*WHAT NEEDS TO BE DONE*
Lines with "icon" in the entries below: count them and reply with the number alone.

*Web page and app entries*
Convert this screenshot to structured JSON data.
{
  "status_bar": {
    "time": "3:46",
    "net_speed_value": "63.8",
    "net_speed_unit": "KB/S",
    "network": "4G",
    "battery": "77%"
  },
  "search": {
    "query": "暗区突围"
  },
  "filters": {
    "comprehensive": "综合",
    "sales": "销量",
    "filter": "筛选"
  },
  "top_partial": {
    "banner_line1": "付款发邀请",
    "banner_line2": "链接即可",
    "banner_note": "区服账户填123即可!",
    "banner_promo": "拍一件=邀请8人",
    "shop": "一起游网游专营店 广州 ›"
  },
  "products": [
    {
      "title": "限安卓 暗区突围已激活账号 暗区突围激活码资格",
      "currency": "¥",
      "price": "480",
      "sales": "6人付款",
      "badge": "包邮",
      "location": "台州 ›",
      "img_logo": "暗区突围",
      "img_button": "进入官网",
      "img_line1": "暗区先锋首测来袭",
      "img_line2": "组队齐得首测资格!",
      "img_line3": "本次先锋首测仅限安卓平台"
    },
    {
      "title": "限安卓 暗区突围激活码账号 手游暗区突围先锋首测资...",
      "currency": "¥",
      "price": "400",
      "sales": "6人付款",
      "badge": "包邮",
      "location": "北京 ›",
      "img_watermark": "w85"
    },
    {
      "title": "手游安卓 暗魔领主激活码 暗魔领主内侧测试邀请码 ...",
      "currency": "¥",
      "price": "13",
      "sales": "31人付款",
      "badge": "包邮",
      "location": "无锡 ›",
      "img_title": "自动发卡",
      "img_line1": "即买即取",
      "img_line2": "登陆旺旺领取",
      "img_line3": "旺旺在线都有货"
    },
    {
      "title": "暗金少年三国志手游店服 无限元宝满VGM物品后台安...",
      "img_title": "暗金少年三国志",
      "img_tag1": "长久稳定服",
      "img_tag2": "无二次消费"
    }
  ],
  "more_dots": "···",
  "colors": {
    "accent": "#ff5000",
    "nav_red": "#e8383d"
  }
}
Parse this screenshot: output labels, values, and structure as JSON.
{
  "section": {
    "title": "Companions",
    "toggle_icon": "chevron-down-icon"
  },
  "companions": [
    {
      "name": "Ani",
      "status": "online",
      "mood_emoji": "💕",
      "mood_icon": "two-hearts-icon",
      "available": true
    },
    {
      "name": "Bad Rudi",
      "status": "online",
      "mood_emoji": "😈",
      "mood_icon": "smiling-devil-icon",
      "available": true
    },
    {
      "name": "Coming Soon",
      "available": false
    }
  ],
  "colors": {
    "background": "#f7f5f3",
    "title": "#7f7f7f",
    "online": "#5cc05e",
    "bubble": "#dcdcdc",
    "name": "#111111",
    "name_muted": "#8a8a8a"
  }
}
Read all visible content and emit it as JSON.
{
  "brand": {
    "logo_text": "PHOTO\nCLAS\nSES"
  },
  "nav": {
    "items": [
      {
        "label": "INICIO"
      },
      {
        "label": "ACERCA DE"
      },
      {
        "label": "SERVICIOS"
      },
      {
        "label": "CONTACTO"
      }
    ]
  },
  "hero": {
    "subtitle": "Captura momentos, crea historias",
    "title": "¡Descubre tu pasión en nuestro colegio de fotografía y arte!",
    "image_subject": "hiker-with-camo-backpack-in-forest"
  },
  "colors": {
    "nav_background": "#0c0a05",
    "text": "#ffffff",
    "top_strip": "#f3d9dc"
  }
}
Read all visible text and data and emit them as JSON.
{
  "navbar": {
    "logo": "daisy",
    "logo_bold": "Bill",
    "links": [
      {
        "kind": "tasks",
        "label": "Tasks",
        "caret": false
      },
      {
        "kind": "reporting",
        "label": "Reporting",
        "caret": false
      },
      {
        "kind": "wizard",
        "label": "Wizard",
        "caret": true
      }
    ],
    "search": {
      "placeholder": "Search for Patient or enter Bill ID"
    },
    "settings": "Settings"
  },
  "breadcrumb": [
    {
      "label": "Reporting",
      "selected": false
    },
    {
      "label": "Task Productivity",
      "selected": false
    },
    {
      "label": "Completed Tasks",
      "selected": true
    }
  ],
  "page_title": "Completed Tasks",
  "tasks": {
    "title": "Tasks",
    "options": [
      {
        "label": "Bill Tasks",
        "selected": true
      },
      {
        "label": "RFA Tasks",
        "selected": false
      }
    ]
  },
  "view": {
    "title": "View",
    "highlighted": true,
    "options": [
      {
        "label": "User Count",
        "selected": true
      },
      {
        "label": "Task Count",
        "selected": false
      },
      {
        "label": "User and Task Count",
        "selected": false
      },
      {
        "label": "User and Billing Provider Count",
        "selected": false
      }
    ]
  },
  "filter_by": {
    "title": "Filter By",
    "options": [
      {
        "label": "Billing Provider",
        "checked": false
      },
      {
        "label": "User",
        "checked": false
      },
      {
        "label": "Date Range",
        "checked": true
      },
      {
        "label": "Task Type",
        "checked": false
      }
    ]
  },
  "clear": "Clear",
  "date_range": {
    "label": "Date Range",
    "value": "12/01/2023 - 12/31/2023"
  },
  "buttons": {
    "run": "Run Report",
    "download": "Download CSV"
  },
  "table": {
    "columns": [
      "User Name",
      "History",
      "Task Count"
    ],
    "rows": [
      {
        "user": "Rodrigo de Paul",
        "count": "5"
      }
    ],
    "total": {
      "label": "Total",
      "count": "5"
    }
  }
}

*THE COMPLETED TASK*
3